An authority on drug testing, who has worked with the United States Olympic Committee and is now advising the horse racing industry, has urged caution on efforts to regulate anabolic steroids.
“You need much more infrastructure; you need to walk before you run,” Dr. Don Catlin said March 17 during the second Welfare and Safety of the Racehorse Summit at the Keeneland sale pavilion in Lexington. “You’re getting there. You’re taking the first steps.”
Catlin, head of the Equine Drug Research Institute, made his comments following a report from Dr. Scot Waterman, executive director of the Racing Medication and Testing Consortium, who noted the progress being made throughout the country in getting racing jurisdictions to adopt rules to regulate four types of anabolic steroids.
Earlier, during his presentation to the about 100 industry professionals attending the public portion of the summit, Catlin advocated an outright ban on steroids. A main reason for banning the drugs altogether is that a myriad of different anabolic steroids are available. Even restricting the testing to only four and determing threshold levels that would determine a positive test, he said, will still be cumbersome.
For example, stanozolol, one of the drugs on the list to be regulated under the RMTC model rule, “stays around in the body for a long period of time. It stays for weeks and weeks. It can be negative today and positive tomorrow. It is going to be very hard to regulate…levels can vary from day to day,” Catlin said.
Stanozolol was the steroid for which Olympic medalist sprinter Ben Johnson tested positive in 1988, causing him to lose the gold medal he won in the Seoul Olympics and be stripped of a world record. Johnson's positive created a major uproar within the world of international track and field.

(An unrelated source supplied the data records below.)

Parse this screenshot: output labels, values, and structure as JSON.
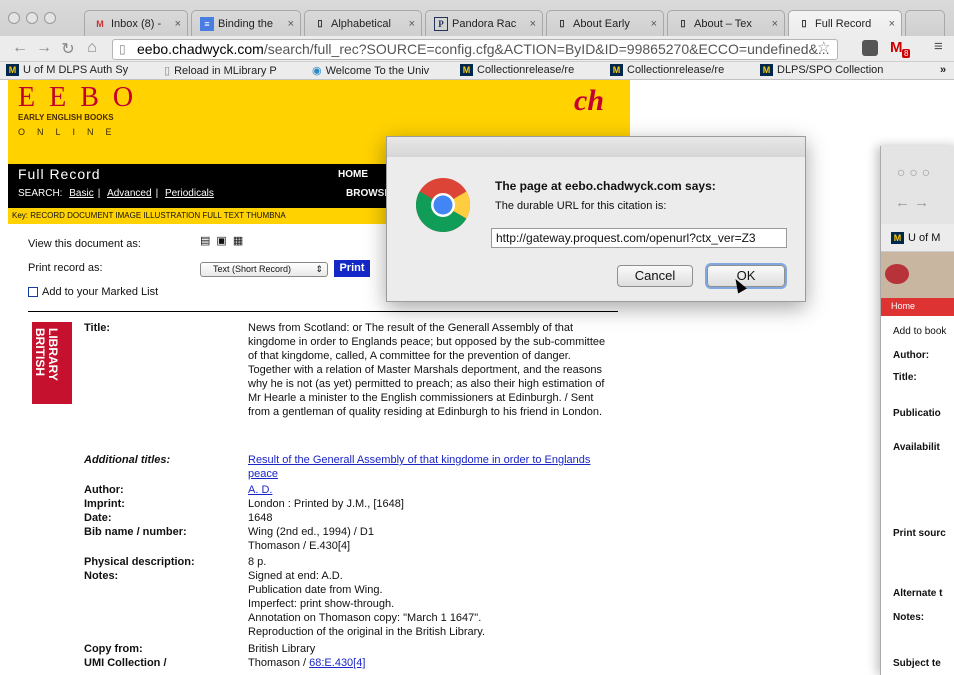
{
  "browser": {
    "tabs": [
      {
        "label": "Inbox (8) -",
        "icon": "M"
      },
      {
        "label": "Binding the",
        "icon": "≡"
      },
      {
        "label": "Alphabetical",
        "icon": ""
      },
      {
        "label": "Pandora Rac",
        "icon": "P"
      },
      {
        "label": "About Early",
        "icon": ""
      },
      {
        "label": "About – Tex",
        "icon": ""
      },
      {
        "label": "Full Record",
        "icon": ""
      }
    ],
    "url_domain": "eebo.chadwyck.com",
    "url_rest": "/search/full_rec?SOURCE=config.cfg&ACTION=ByID&ID=99865270&ECCO=undefined&...",
    "mail_badge": "8",
    "bookmarks": [
      {
        "label": "U of M DLPS Auth Sy",
        "icon": "M"
      },
      {
        "label": "Reload in MLibrary P",
        "icon": "doc"
      },
      {
        "label": "Welcome To the Univ",
        "icon": "globe"
      },
      {
        "label": "Collectionrelease/re",
        "icon": "M"
      },
      {
        "label": "Collectionrelease/re",
        "icon": "M"
      },
      {
        "label": "DLPS/SPO Collection",
        "icon": "M"
      }
    ]
  },
  "eebo": {
    "logo": "EEBO",
    "subtitle_line1": "EARLY ENGLISH BOOKS",
    "subtitle_line2": "ONLINE",
    "section_title": "Full Record",
    "nav_home": "HOME",
    "search_label": "SEARCH:",
    "search_basic": "Basic",
    "search_advanced": "Advanced",
    "search_periodicals": "Periodicals",
    "browse_label": "BROWSE:",
    "key_text": "Key: RECORD  DOCUMENT IMAGE  ILLUSTRATION  FULL TEXT  THUMBNA"
  },
  "record": {
    "view_as": "View this document as:",
    "print_as": "Print record as:",
    "print_option": "Text (Short Record)",
    "print_button": "Print",
    "marked_list": "Add to your Marked List",
    "fields": [
      {
        "label": "Title:",
        "value": "News from Scotland: or The result of the Generall Assembly of that kingdome in order to Englands peace; but opposed by the sub-committee of that kingdome, called, A committee for the prevention of danger. Together with a relation of Master Marshals deportment, and the reasons why he is not (as yet) permitted to preach; as also their high estimation of Mr Hearle a minister to the English commissioners at Edinburgh. / Sent from a gentleman of quality residing at Edinburgh to his friend in London."
      },
      {
        "label": "Additional titles:",
        "value": "Result of the Generall Assembly of that kingdome in order to Englands peace"
      },
      {
        "label": "Author:",
        "value": "A. D."
      },
      {
        "label": "Imprint:",
        "value": "London : Printed by J.M., [1648]"
      },
      {
        "label": "Date:",
        "value": "1648"
      },
      {
        "label": "Bib name / number:",
        "value1": "Wing (2nd ed., 1994) / D1",
        "value2": "Thomason / E.430[4]"
      },
      {
        "label": "Physical description:",
        "value": "8 p."
      },
      {
        "label": "Notes:",
        "lines": [
          "Signed at end: A.D.",
          "Publication date from Wing.",
          "Imperfect: print show-through.",
          "Annotation on Thomason copy: \"March 1 1647\".",
          "Reproduction of the original in the British Library."
        ]
      },
      {
        "label": "Copy from:",
        "value": "British Library"
      },
      {
        "label": "UMI Collection /",
        "value": "Thomason / ",
        "link": "68:E.430[4]"
      }
    ]
  },
  "dialog": {
    "title": "The page at eebo.chadwyck.com says:",
    "message": "The durable URL for this citation is:",
    "url": "http://gateway.proquest.com/openurl?ctx_ver=Z3",
    "cancel": "Cancel",
    "ok": "OK"
  },
  "second_window": {
    "bookmark": "U of M",
    "home": "Home",
    "add": "Add to book",
    "labels": [
      "Author:",
      "Title:",
      "Publicatio",
      "Availabilit",
      "Print sourc",
      "Alternate t",
      "Notes:",
      "Subject te"
    ]
  }
}
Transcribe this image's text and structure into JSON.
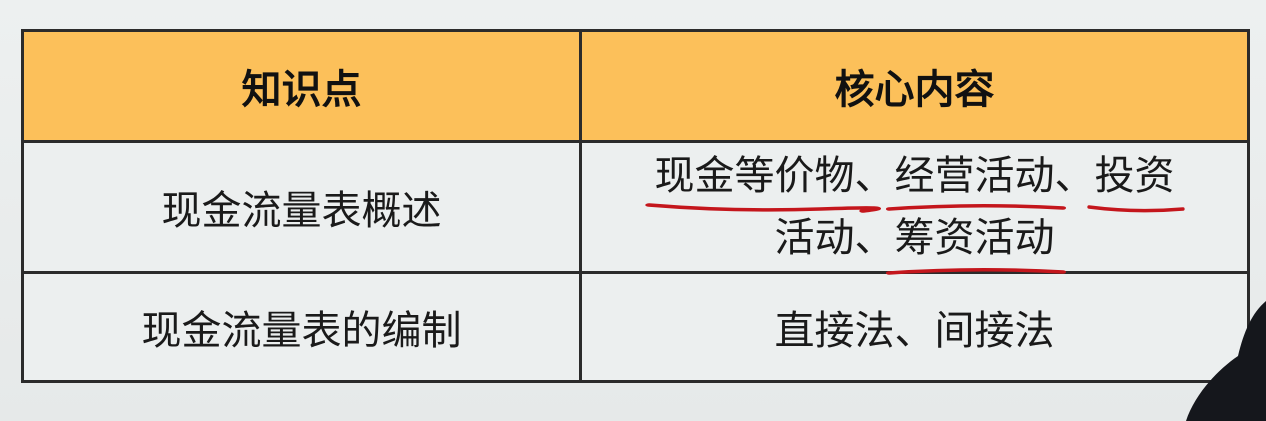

“You ban steroids, it all goes away,” Catlin said.
Waterman said eight states have adopted RMTC model rules and that the concept of regulation “has a lot of momentum.” He said the steroid tests to be used in the U.S. are based on urine samples and modeled after those used in countries prohibiting steroids in racehorses. He said a mechanism for testing steroids by using blood plasma samples should be available later this year.
In addition to medication, one of the other focal points of the summit was the subject of synthetic surfaces and some of the problems associated with them.
Dr. Mary Scollay, the track veterinarian at Gulfstream Park and Calder Race Course, reported on the initial results of information compiled from injury and fatality reports from regulatory veterinarians at 42 racetracks. During the reporting period, there were 244 fatalities from 123,890 starters on dirt, for a ratio of 1.96 per 1,000 starts. For the tracks with synthetic surfaces, the ratio of 58 fatalities from 29,744 starts was 1.95 per 1,000 starts ratio, a figure Scolay said “almost floored me” because the two numbers were so close to each other.
A panel of racetrack superintendents provided insights into the difficulties associated with maintaining synthetic surfaces.
About 60 summit participants were scheduled to conduct private meetings March 17-18, with a media briefing to follow on the second day of the summit, which was presented by the Grayson-Jockey Club Research Foundation.